Spiritual pursuit is, in a great sense, a luxury. Without enough time and money for leisure, when and how would we explore spirit? But where else would we find solace if not in spirit when we are suffering from deprivation?
This question becomes even more pointed when we consider it in terms of the curatorial note (Rubin Museum) below. Those who can afford to commission art to further their own spiritual ideals (including prayers for wealth and family) may not be the one percent, but most surely are the ten percent, or any money would all be for food and shelter at the survival level. I would certainly rather see money spent on making art than war, but what about food, education, and shelter for more in society in a way that nourishes the environment? Such a complicated web of questions about individual and collective desire and responsibility in our relationship to each other and the earth past and present when we think of having wealth sufficiently focused to allow individuals to use it to seek religious boons for themselves in the material world.
I say this as one who loves and makes art and engages in spiritual exploration with vacation time and budget, who regularly wonders if that is really for the good of others and not just another way of enjoying what life has to offer the fortunate.
What do you think?

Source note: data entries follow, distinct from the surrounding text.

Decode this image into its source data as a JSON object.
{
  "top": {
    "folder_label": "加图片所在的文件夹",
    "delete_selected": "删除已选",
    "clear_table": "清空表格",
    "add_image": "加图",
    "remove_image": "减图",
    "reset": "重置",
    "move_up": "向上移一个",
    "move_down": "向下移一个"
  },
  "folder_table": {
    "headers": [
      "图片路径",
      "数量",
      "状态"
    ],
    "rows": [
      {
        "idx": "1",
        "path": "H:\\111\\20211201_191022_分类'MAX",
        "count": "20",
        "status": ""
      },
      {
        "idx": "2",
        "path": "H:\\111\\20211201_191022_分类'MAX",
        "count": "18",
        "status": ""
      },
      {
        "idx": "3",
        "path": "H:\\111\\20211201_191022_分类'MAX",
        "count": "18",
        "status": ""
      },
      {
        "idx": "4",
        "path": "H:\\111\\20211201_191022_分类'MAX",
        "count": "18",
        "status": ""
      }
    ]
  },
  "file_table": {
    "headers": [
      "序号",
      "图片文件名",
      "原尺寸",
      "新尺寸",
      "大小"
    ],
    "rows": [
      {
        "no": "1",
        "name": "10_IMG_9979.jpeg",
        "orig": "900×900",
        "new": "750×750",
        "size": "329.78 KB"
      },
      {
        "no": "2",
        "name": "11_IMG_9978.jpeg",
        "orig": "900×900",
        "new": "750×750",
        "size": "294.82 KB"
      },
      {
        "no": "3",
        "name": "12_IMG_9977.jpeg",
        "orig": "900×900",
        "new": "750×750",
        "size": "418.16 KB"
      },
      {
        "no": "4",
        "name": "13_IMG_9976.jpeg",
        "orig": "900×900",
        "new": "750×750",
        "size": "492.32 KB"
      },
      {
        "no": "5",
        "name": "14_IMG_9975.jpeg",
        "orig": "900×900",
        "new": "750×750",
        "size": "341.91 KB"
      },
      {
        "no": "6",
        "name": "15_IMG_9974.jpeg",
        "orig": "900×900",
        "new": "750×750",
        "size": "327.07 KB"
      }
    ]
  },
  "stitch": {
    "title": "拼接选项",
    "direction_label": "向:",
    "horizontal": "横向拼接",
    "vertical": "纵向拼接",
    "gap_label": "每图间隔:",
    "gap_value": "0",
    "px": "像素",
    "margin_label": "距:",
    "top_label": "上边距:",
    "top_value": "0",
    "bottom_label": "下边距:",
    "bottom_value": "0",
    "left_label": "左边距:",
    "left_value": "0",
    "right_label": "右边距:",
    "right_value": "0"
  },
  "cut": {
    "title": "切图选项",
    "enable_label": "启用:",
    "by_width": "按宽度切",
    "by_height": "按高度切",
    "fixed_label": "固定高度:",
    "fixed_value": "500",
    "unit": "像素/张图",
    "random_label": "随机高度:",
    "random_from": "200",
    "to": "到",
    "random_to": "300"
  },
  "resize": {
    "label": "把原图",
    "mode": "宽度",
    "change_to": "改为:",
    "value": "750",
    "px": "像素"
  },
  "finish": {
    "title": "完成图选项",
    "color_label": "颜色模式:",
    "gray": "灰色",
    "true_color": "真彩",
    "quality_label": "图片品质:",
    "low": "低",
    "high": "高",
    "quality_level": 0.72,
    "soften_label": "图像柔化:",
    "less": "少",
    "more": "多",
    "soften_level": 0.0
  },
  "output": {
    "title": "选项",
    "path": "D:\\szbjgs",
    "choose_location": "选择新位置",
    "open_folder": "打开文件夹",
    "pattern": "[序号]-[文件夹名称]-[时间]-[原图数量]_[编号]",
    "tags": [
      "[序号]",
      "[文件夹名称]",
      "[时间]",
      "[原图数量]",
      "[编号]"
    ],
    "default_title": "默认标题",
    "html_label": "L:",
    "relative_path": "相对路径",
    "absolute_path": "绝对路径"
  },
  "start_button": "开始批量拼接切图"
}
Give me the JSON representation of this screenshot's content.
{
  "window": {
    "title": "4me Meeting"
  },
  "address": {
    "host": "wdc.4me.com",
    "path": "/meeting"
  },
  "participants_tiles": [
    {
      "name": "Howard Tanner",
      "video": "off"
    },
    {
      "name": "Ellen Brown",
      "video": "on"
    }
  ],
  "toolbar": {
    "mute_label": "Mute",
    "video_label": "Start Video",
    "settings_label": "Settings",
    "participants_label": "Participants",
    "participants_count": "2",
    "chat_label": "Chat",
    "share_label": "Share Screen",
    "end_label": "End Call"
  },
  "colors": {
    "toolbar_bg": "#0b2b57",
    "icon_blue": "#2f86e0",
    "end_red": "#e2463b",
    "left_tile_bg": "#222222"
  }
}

Photo is of exhibit notes at the Rubin Museum in NYC.
Peace and light, E — Posted with WordPress for BlackBerry.